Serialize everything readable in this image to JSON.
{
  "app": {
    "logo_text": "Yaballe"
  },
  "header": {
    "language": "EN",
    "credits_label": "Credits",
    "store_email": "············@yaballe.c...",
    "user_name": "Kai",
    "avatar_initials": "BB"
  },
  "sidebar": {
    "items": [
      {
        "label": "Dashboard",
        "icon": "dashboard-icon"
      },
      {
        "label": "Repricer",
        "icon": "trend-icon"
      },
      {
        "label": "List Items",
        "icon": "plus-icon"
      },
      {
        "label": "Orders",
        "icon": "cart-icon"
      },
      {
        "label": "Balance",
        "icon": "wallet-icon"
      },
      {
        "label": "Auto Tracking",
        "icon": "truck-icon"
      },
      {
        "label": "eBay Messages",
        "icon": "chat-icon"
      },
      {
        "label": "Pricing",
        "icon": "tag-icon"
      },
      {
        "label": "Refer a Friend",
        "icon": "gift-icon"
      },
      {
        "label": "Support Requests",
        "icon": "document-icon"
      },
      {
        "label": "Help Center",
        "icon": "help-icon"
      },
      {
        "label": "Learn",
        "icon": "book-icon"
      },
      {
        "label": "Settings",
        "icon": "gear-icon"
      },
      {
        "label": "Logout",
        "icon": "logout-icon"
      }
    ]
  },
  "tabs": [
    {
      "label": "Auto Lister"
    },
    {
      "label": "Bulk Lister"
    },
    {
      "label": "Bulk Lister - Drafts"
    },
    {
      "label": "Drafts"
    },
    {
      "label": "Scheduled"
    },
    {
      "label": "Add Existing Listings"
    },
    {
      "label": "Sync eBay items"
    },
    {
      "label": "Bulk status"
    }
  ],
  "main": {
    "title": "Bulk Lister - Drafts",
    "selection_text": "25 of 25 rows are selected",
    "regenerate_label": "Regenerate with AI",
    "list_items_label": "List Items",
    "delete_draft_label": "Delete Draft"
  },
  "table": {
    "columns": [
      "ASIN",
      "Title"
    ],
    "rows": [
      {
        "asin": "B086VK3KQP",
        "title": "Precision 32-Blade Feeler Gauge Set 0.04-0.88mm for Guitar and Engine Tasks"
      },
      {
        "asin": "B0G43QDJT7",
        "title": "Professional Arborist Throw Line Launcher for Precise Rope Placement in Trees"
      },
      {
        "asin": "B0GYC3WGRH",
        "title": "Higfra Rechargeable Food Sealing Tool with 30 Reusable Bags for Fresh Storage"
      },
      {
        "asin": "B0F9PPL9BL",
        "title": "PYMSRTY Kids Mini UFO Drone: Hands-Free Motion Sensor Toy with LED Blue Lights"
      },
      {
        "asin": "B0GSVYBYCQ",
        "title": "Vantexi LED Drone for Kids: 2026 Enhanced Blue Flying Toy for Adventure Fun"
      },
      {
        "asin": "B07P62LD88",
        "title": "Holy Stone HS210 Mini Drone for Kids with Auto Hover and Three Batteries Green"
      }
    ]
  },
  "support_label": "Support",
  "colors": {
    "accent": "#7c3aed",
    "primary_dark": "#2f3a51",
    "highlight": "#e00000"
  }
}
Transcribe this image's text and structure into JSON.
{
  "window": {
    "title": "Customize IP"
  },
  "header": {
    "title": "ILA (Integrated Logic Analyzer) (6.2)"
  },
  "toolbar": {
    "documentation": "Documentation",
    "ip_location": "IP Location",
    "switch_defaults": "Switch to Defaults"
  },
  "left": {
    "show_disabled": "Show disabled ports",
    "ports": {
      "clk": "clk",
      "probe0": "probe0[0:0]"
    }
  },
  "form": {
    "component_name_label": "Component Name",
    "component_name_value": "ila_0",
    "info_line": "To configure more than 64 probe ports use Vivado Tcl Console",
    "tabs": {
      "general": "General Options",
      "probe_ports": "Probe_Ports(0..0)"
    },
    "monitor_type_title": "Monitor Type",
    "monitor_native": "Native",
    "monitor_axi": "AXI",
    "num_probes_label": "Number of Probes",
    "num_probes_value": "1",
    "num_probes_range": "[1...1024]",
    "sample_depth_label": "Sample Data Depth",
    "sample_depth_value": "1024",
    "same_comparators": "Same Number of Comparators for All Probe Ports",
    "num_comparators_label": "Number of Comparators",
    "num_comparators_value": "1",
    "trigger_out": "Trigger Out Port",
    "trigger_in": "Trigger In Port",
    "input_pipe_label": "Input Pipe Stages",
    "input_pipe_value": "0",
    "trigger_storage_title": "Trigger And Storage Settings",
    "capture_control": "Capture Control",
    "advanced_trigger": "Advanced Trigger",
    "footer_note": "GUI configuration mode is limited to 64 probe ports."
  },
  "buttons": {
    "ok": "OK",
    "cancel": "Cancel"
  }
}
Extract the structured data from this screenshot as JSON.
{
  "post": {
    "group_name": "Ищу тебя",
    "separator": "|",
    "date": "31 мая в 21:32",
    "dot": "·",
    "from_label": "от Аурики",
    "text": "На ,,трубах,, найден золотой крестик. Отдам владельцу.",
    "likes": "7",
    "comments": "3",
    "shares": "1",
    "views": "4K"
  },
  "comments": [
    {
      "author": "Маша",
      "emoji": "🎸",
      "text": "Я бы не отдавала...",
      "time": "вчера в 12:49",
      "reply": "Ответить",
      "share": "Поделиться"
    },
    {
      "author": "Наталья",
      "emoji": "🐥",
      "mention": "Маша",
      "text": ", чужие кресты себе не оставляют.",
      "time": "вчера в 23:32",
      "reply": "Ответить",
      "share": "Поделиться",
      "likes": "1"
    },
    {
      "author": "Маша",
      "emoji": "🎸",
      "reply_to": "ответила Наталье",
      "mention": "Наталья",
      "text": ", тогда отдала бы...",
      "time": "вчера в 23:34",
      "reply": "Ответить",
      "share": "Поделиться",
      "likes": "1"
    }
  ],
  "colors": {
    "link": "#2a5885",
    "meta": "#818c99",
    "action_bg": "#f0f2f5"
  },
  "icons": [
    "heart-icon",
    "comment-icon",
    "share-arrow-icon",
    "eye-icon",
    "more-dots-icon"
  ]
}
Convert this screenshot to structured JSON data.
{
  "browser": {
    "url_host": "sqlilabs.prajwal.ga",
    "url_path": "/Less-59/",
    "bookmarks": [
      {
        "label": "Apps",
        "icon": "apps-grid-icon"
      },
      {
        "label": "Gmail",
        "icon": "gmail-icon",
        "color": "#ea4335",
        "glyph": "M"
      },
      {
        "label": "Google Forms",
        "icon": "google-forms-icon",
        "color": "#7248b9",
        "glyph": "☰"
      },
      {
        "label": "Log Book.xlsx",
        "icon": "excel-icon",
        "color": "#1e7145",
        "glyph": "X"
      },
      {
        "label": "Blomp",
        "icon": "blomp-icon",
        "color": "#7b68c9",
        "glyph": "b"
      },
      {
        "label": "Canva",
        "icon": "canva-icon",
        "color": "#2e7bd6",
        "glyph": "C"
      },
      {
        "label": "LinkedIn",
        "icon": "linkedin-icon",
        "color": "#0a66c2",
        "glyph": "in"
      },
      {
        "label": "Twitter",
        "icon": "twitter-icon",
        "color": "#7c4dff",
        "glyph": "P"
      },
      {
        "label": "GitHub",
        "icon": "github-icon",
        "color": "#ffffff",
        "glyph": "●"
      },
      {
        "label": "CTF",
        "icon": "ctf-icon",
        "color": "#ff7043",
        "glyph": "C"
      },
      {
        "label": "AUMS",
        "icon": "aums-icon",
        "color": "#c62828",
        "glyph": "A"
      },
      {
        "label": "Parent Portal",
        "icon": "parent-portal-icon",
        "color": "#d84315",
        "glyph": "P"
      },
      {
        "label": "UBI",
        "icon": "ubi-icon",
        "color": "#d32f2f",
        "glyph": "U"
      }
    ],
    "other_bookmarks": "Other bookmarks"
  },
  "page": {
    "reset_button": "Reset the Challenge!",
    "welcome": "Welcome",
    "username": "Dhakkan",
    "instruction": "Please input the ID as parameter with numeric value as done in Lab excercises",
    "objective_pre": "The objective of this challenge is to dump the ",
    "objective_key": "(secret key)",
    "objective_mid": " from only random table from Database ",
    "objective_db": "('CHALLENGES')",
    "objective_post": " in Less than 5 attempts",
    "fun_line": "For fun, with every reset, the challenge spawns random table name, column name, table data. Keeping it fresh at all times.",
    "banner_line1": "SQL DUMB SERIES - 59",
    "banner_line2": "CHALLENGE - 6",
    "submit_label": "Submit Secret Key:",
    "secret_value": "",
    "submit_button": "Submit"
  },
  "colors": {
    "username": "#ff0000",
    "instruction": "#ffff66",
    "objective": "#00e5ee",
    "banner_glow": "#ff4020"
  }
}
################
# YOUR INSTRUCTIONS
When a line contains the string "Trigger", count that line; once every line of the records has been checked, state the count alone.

# SOLUTION TO THIS TASK
4